## PROBLEM
Only lines containing "face" belong in the answer, each copied from the entries below.

## MATERIAL FOR THIS EXERCISE
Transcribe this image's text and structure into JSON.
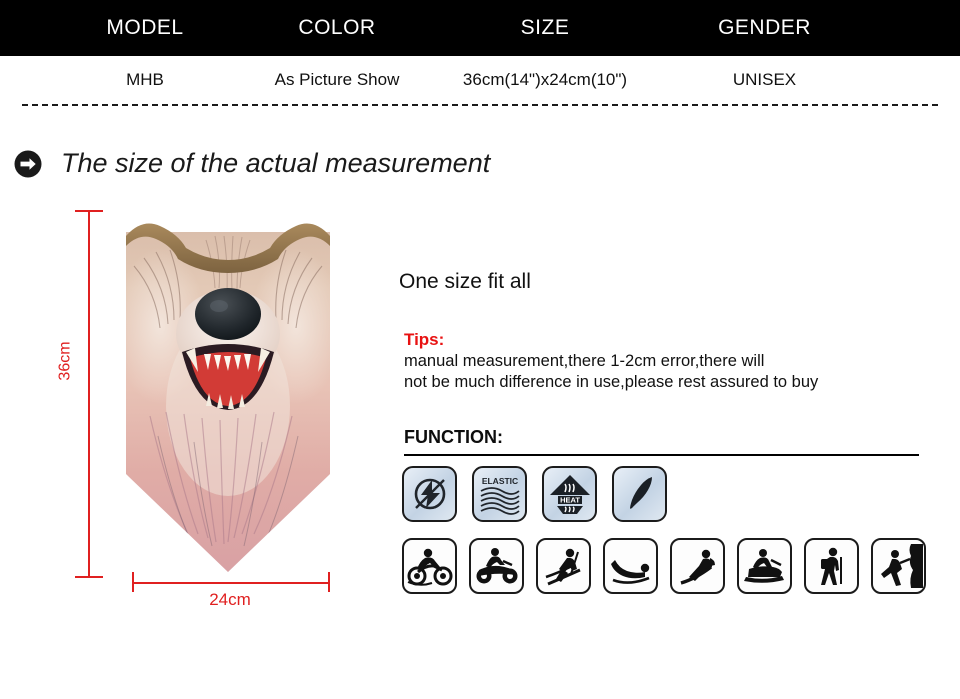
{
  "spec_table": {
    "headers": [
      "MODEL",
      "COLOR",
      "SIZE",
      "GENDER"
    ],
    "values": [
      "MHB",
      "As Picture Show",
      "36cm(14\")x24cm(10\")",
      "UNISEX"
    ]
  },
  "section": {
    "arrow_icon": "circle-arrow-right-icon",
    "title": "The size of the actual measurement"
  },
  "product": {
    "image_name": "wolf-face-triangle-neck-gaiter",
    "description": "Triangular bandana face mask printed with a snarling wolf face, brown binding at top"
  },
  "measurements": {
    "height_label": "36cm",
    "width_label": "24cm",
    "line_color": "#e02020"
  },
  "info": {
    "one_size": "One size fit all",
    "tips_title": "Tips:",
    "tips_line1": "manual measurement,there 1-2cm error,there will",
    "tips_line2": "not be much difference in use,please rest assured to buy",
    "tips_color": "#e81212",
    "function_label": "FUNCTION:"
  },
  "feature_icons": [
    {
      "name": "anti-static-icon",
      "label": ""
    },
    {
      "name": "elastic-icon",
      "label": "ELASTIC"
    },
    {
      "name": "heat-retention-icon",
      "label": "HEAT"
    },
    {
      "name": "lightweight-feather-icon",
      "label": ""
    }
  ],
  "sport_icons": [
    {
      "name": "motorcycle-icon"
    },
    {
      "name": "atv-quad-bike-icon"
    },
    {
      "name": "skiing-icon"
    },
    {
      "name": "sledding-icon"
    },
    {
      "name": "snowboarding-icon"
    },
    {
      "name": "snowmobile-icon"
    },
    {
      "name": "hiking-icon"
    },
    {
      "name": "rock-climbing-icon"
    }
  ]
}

## WRITTEN REPLY
    "image_name": "wolf-face-triangle-neck-gaiter",
    "description": "Triangular bandana face mask printed with a snarling wolf face, brown binding at top"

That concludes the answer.